Concepts of Brain Oxygen Sufficiency During Seizures
To resolve conflicting evidence of oxygen sufficiency or insufficiency during seizures, signals of metabolic and circulatory function were monitored in rat cerebral cortex during recurrent seizures. Early seizures were accompanied by increased blood volume, increased tPO2, and oxidative shifts of cytochrome a,a3, indicative of oxygen sufficiency. Later seizures were accompanied by a smaller increment in blood volume, a fall in tPO2, and shifts toward reduction of cytochrome a,a3, suggesting that cerebral oxygen supply became insufficient to meet demand. Responses suggesting oxygen insufficiency occurred during short duration ictal bursts, interictal spikes or electrocortical stimulation at times when longer duration ictal episodes still were accompanied by responses signalling oxygen sufficiency. These data indicate that there is a progressive dissociation of the normally tight couple between neuronal activity, energy demand, and cerebral blood flow during status epilepticus. Systemic derrangements that often accompanied recurrent seizures also contributed to decreased cerebral oxygenation. These factors may cause the neuronal damage reported to follow prolonged status epilepticus.

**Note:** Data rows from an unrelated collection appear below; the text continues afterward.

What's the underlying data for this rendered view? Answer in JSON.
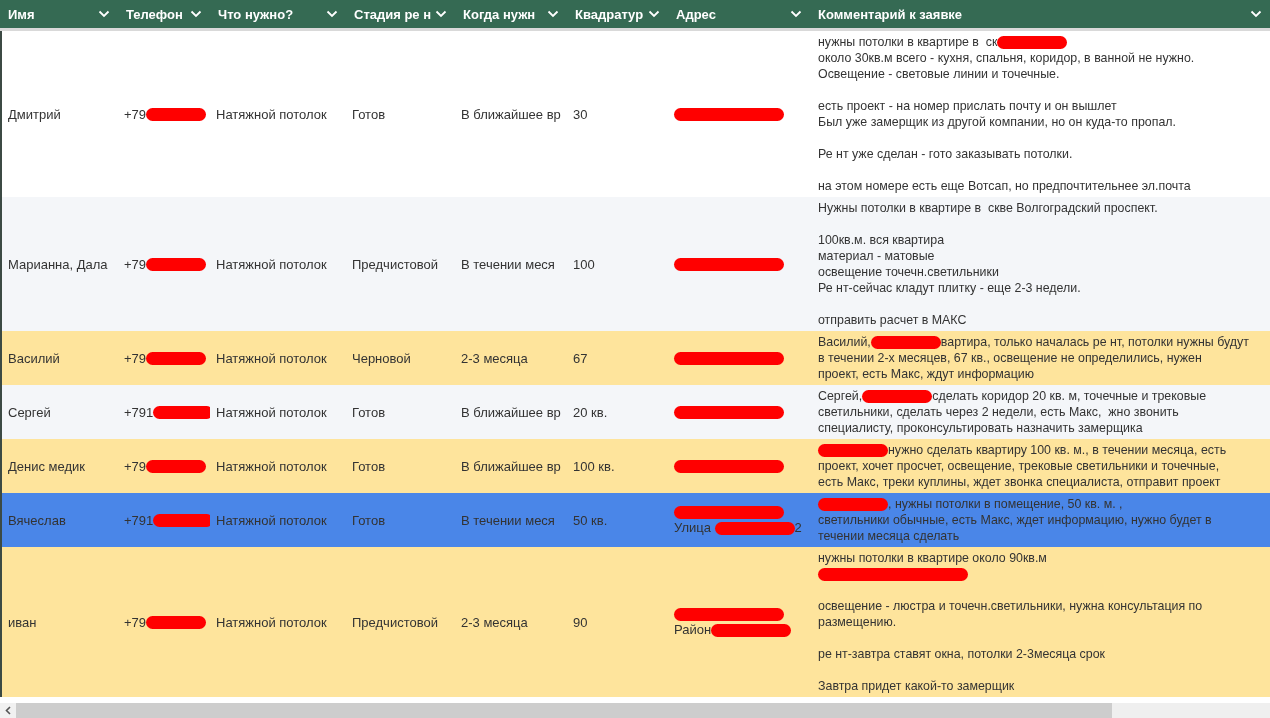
{
  "columns": [
    {
      "label": "Имя"
    },
    {
      "label": "Телефон"
    },
    {
      "label": "Что нужно?"
    },
    {
      "label": "Стадия ре н"
    },
    {
      "label": "Когда нужн"
    },
    {
      "label": "Квадратур"
    },
    {
      "label": "Адрес"
    },
    {
      "label": "Комментарий к заявке"
    }
  ],
  "rows": [
    {
      "color": "#ffffff",
      "name": "Дмитрий",
      "phone": [
        {
          "kind": "text",
          "text": "+79"
        },
        {
          "kind": "redaction"
        }
      ],
      "need": "Натяжной потолок",
      "stage": "Готов",
      "when": "В ближайшее вр",
      "area": "30",
      "address": [
        [
          {
            "kind": "redaction"
          }
        ]
      ],
      "comment": [
        [
          [
            {
              "kind": "text",
              "text": "нужны потолки в квартире в  ск"
            },
            {
              "kind": "redaction"
            }
          ],
          [
            {
              "kind": "text",
              "text": "около 30кв.м всего - кухня, спальня, коридор, в ванной не нужно."
            }
          ],
          [
            {
              "kind": "text",
              "text": "Освещение - световые линии и точечные."
            }
          ]
        ],
        [
          [
            {
              "kind": "text",
              "text": "есть проект - на номер прислать почту и он вышлет"
            }
          ],
          [
            {
              "kind": "text",
              "text": "Был уже замерщик из другой компании, но он куда-то пропал."
            }
          ]
        ],
        [
          [
            {
              "kind": "text",
              "text": "Ре нт уже сделан - гото заказывать потолки."
            }
          ]
        ],
        [
          [
            {
              "kind": "text",
              "text": "на этом номере есть еще Вотсап, но предпочтительнее эл.почта"
            }
          ]
        ]
      ]
    },
    {
      "color": "#f4f6f9",
      "name": "Марианна, Дала",
      "phone": [
        {
          "kind": "text",
          "text": "+79"
        },
        {
          "kind": "redaction"
        }
      ],
      "need": "Натяжной потолок",
      "stage": "Предчистовой",
      "when": "В течении меся",
      "area": "100",
      "address": [
        [
          {
            "kind": "redaction"
          }
        ]
      ],
      "comment": [
        [
          [
            {
              "kind": "text",
              "text": "Нужны потолки в квартире в  скве Волгоградский проспект."
            }
          ]
        ],
        [
          [
            {
              "kind": "text",
              "text": "100кв.м. вся квартира"
            }
          ],
          [
            {
              "kind": "text",
              "text": "материал - матовые"
            }
          ],
          [
            {
              "kind": "text",
              "text": "освещение точечн.светильники"
            }
          ],
          [
            {
              "kind": "text",
              "text": "Ре нт-сейчас кладут плитку - еще 2-3 недели."
            }
          ]
        ],
        [
          [
            {
              "kind": "text",
              "text": "отправить расчет в МАКС"
            }
          ]
        ]
      ]
    },
    {
      "color": "#fee49c",
      "name": "Василий",
      "phone": [
        {
          "kind": "text",
          "text": "+79"
        },
        {
          "kind": "redaction"
        }
      ],
      "need": "Натяжной потолок",
      "stage": "Черновой",
      "when": "2-3 месяца",
      "area": "67",
      "address": [
        [
          {
            "kind": "redaction"
          }
        ]
      ],
      "comment": [
        [
          [
            {
              "kind": "text",
              "text": "Василий,"
            },
            {
              "kind": "redaction"
            },
            {
              "kind": "text",
              "text": "вартира, только началась ре нт, потолки нужны будут"
            }
          ],
          [
            {
              "kind": "text",
              "text": "в течении 2-х месяцев, 67 кв., освещение не определились, нужен"
            }
          ],
          [
            {
              "kind": "text",
              "text": "проект, есть Макс, ждут информацию"
            }
          ]
        ]
      ]
    },
    {
      "color": "#f4f6f9",
      "name": "Сергей",
      "phone": [
        {
          "kind": "text",
          "text": "+791"
        },
        {
          "kind": "redaction"
        }
      ],
      "need": "Натяжной потолок",
      "stage": "Готов",
      "when": "В ближайшее вр",
      "area": "20 кв.",
      "address": [
        [
          {
            "kind": "redaction"
          }
        ]
      ],
      "comment": [
        [
          [
            {
              "kind": "text",
              "text": "Сергей,"
            },
            {
              "kind": "redaction"
            },
            {
              "kind": "text",
              "text": "сделать коридор 20 кв. м, точечные и трековые"
            }
          ],
          [
            {
              "kind": "text",
              "text": "светильники, сделать через 2 недели, есть Макс,  жно звонить"
            }
          ],
          [
            {
              "kind": "text",
              "text": "специалисту, проконсультировать назначить замерщика"
            }
          ]
        ]
      ]
    },
    {
      "color": "#fee49c",
      "name": "Денис медик",
      "phone": [
        {
          "kind": "text",
          "text": "+79"
        },
        {
          "kind": "redaction"
        }
      ],
      "need": "Натяжной потолок",
      "stage": "Готов",
      "when": "В ближайшее вр",
      "area": "100 кв.",
      "address": [
        [
          {
            "kind": "redaction"
          }
        ]
      ],
      "comment": [
        [
          [
            {
              "kind": "redaction"
            },
            {
              "kind": "text",
              "text": "нужно сделать квартиру 100 кв. м., в течении месяца, есть"
            }
          ],
          [
            {
              "kind": "text",
              "text": "проект, хочет просчет, освещение, трековые светильники и точечные,"
            }
          ],
          [
            {
              "kind": "text",
              "text": "есть Макс, треки куплины, ждет звонка специалиста, отправит проект"
            }
          ]
        ]
      ]
    },
    {
      "color": "#4a86e8",
      "name": "Вячеслав",
      "phone": [
        {
          "kind": "text",
          "text": "+791"
        },
        {
          "kind": "redaction"
        }
      ],
      "need": "Натяжной потолок",
      "stage": "Готов",
      "when": "В течении меся",
      "area": "50 кв.",
      "address": [
        [
          {
            "kind": "redaction"
          }
        ],
        [
          {
            "kind": "text",
            "text": "Улица "
          },
          {
            "kind": "redaction"
          },
          {
            "kind": "text",
            "text": "2"
          }
        ]
      ],
      "comment": [
        [
          [
            {
              "kind": "redaction"
            },
            {
              "kind": "text",
              "text": ", нужны потолки в помещение, 50 кв. м. ,"
            }
          ],
          [
            {
              "kind": "text",
              "text": "светильники обычные, есть Макс, ждет информацию, нужно будет в"
            }
          ],
          [
            {
              "kind": "text",
              "text": "течении месяца сделать"
            }
          ]
        ]
      ]
    },
    {
      "color": "#fee49c",
      "name": "иван",
      "phone": [
        {
          "kind": "text",
          "text": "+79"
        },
        {
          "kind": "redaction"
        }
      ],
      "need": "Натяжной потолок",
      "stage": "Предчистовой",
      "when": "2-3 месяца",
      "area": "90",
      "address": [
        [
          {
            "kind": "redaction"
          }
        ],
        [
          {
            "kind": "text",
            "text": "Район"
          },
          {
            "kind": "redaction"
          }
        ]
      ],
      "comment": [
        [
          [
            {
              "kind": "text",
              "text": "нужны потолки в квартире около 90кв.м"
            }
          ],
          [
            {
              "kind": "redaction"
            }
          ]
        ],
        [
          [
            {
              "kind": "text",
              "text": "освещение - люстра и точечн.светильники, нужна консультация по"
            }
          ],
          [
            {
              "kind": "text",
              "text": "размещению."
            }
          ]
        ],
        [
          [
            {
              "kind": "text",
              "text": "ре нт-завтра ставят окна, потолки 2-3месяца срок"
            }
          ]
        ],
        [
          [
            {
              "kind": "text",
              "text": "Завтра придет какой-то замерщик"
            }
          ]
        ]
      ]
    }
  ]
}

KeywordsStatus Epilepticus Cerebral Oxygenation Recurrent Seizure Systemic Arterial Blood Pressure Direct Cortical Stimulation
Unable to display preview. Download preview PDF.
- Chance, B. and Williams, G. R., 1956, The respiratory chain and oxidative phosphorylation, Adv. Enzymol., 17:65–134.Google Scholar
- Ingvar, D. H. and Schwartz, M. S., 1974, Blood flow patterns induced in the dominant hemisphere by speech and reading, Brain, 96:274–288.Google Scholar
- Jőbsis, F. F. and Rosenthal, M., 1978, Cerebral energy consumption and provision: the predominance of neuronal oxidative metabolic processes, in: “Cerebral Vascular Smooth Muscle and Its Control,” K. Elliott and M. O’Connor, eds., Elsevier, New York, 129–148.Google Scholar
- Jobsis, F. F., Rosenthal, M., LaManna, J. C., Lothman, E., Cordingley, G., and Somjen, G., 1975, Metabolic activity in epileptic seizures, in: “Brain Work, Alfred Benzon Symposium VIII,” D. H. Ingvar and N. A. Lassen, eds., Munksgaard, Copenhagen, 185–196.Google Scholar
- Kreisman, N. R., Rosenthal, M., LaManna, J. C., and Sick, T. J., 1983a, Cerebral oxygenation during recurrent seizures, in: Advances in Neurology, Vol. 34: Status Epilepticus: Mechanisms of Brain Damage and Treatment, Delgado-Escueta, A., Wasterlain, C. G., Treiman, D. M., Porter, R. J., eds., Raven Press, New York, 231–239.Google Scholar
- Kreisman, N. R., Sick, T. J., Rosenthal, M., in press, Importance of Vascular responses in determining cortical oxygenation during recurrent paroxysmal events of varying duration and frequency of repetition, J. Cereb. Blood Flow Metabol. Google Scholar
- LaManna, J. C., Light, A. I., Peretsman, S. P., and Rosenthal, M., in press, Oxygen insufficiency during hypoxic hypoxia in rat brain cortex, Brain Res. Google Scholar
- Meldrum, B. S., 1981, Metabolic effects of prolonged epileptic seizures and the causation of epileptic brain damage, in: “Metabolic Disorders of the Nervous System,” F. C. Rose, ed., Pitman, London, 175–187.Google Scholar
- Reivich, M., Kuhl, D., Wolf, A., Greenberg, J., Phelps, M., Ido, T., Casella, V., Fowler, J., Hoffman, E., Alvari, A., Som, P., and Sokoloff, L., 1979, The (18F)-fluorodeoxyglucose method for the measurement of local cerebral glucose utilization in man, Circ. Res., 44:127–137.PubMedCrossRefGoogle Scholar
- Rosenthal, M., Duckrow, R. B., LaManna, J. C., Levasseur, and Patterson, J. L. Jr., 1982, Consequences of cerebral injury on oxidative energy metabolism measured in situ, in; Head Injury: Basic and Clinical Aspects, R. G. Grossman and P. L. Gildenberg, eds., Raven Press, New York, 69–78.Google Scholar
- Siesjo, B. K., 1978, “Brain Energy Metabolism,” John Wiley and Sons, Chinchester.Google Scholar
- Sylvia, A. L., Harik, S. I., LaManna, J. C., Wilerson, T., and Rosenthal, M., in press, Abnormalities of cerebral oxidative metabolism with aging and their relation to the central noradrenergic system, Gerontology. Google Scholar